- [EXCERPTED RECORDS]:
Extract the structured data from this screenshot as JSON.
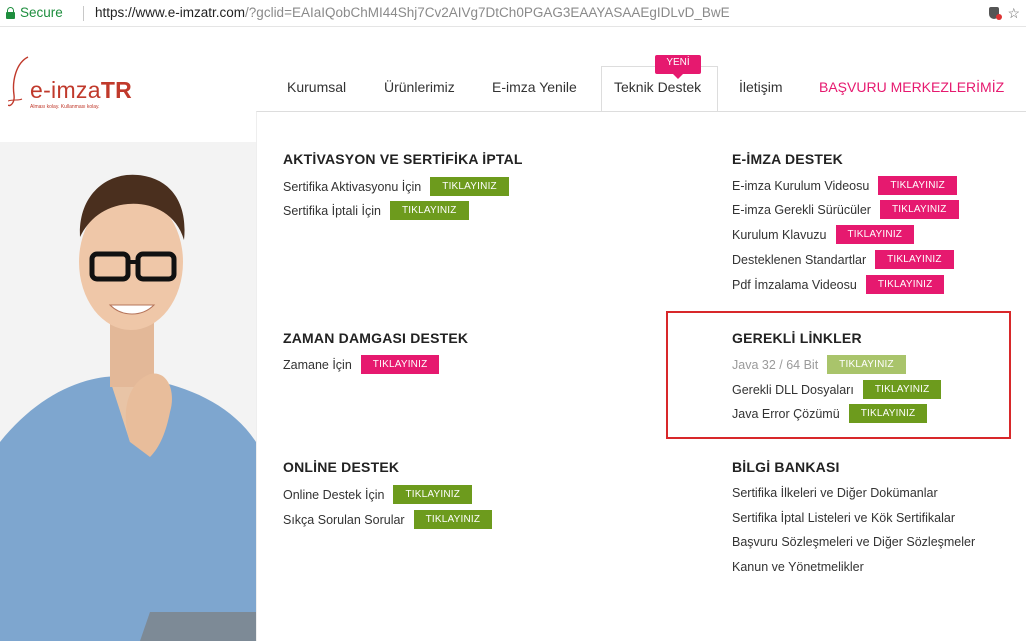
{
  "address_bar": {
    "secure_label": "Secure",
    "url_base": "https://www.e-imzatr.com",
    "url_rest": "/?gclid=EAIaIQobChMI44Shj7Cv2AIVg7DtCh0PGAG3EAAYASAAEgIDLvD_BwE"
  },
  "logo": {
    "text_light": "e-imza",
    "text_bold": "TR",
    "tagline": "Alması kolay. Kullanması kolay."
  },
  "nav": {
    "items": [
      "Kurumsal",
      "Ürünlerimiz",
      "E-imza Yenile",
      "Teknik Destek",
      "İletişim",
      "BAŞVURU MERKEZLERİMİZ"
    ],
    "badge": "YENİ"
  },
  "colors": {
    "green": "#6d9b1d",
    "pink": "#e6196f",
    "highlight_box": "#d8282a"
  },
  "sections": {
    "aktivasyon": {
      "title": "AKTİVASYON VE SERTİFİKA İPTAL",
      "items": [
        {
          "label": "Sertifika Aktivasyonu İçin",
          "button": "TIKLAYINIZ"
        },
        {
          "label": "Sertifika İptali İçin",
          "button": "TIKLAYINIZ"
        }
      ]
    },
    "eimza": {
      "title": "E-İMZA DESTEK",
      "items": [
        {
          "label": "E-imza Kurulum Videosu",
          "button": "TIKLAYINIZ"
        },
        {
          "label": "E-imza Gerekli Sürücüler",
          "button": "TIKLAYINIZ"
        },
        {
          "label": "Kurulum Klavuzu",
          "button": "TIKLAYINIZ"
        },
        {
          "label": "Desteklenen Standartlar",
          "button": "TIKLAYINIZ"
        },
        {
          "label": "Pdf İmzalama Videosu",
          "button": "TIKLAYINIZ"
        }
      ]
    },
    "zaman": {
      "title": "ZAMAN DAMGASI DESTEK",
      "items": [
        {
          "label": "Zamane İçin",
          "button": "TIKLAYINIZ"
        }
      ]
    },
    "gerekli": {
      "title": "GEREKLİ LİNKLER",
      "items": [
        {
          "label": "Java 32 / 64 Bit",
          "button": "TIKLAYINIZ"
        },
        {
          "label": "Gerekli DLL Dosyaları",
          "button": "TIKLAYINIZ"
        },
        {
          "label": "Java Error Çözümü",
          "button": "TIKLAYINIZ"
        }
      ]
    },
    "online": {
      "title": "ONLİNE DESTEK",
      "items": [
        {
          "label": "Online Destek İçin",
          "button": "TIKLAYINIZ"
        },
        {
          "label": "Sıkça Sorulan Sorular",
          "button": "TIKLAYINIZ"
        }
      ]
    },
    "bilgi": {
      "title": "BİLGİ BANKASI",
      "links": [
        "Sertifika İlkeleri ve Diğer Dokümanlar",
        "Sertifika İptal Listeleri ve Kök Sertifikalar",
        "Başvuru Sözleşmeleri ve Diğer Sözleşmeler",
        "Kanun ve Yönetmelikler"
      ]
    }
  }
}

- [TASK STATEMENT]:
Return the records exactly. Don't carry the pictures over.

- [YOUR RESPONSE]:
Extract the structured data from this screenshot as JSON.
{
  "address_bar": {
    "secure_label": "Secure",
    "url_base": "https://www.e-imzatr.com",
    "url_rest": "/?gclid=EAIaIQobChMI44Shj7Cv2AIVg7DtCh0PGAG3EAAYASAAEgIDLvD_BwE"
  },
  "logo": {
    "text_light": "e-imza",
    "text_bold": "TR",
    "tagline": "Alması kolay. Kullanması kolay."
  },
  "nav": {
    "items": [
      "Kurumsal",
      "Ürünlerimiz",
      "E-imza Yenile",
      "Teknik Destek",
      "İletişim",
      "BAŞVURU MERKEZLERİMİZ"
    ],
    "badge": "YENİ"
  },
  "colors": {
    "green": "#6d9b1d",
    "pink": "#e6196f",
    "highlight_box": "#d8282a"
  },
  "sections": {
    "aktivasyon": {
      "title": "AKTİVASYON VE SERTİFİKA İPTAL",
      "items": [
        {
          "label": "Sertifika Aktivasyonu İçin",
          "button": "TIKLAYINIZ"
        },
        {
          "label": "Sertifika İptali İçin",
          "button": "TIKLAYINIZ"
        }
      ]
    },
    "eimza": {
      "title": "E-İMZA DESTEK",
      "items": [
        {
          "label": "E-imza Kurulum Videosu",
          "button": "TIKLAYINIZ"
        },
        {
          "label": "E-imza Gerekli Sürücüler",
          "button": "TIKLAYINIZ"
        },
        {
          "label": "Kurulum Klavuzu",
          "button": "TIKLAYINIZ"
        },
        {
          "label": "Desteklenen Standartlar",
          "button": "TIKLAYINIZ"
        },
        {
          "label": "Pdf İmzalama Videosu",
          "button": "TIKLAYINIZ"
        }
      ]
    },
    "zaman": {
      "title": "ZAMAN DAMGASI DESTEK",
      "items": [
        {
          "label": "Zamane İçin",
          "button": "TIKLAYINIZ"
        }
      ]
    },
    "gerekli": {
      "title": "GEREKLİ LİNKLER",
      "items": [
        {
          "label": "Java 32 / 64 Bit",
          "button": "TIKLAYINIZ"
        },
        {
          "label": "Gerekli DLL Dosyaları",
          "button": "TIKLAYINIZ"
        },
        {
          "label": "Java Error Çözümü",
          "button": "TIKLAYINIZ"
        }
      ]
    },
    "online": {
      "title": "ONLİNE DESTEK",
      "items": [
        {
          "label": "Online Destek İçin",
          "button": "TIKLAYINIZ"
        },
        {
          "label": "Sıkça Sorulan Sorular",
          "button": "TIKLAYINIZ"
        }
      ]
    },
    "bilgi": {
      "title": "BİLGİ BANKASI",
      "links": [
        "Sertifika İlkeleri ve Diğer Dokümanlar",
        "Sertifika İptal Listeleri ve Kök Sertifikalar",
        "Başvuru Sözleşmeleri ve Diğer Sözleşmeler",
        "Kanun ve Yönetmelikler"
      ]
    }
  }
}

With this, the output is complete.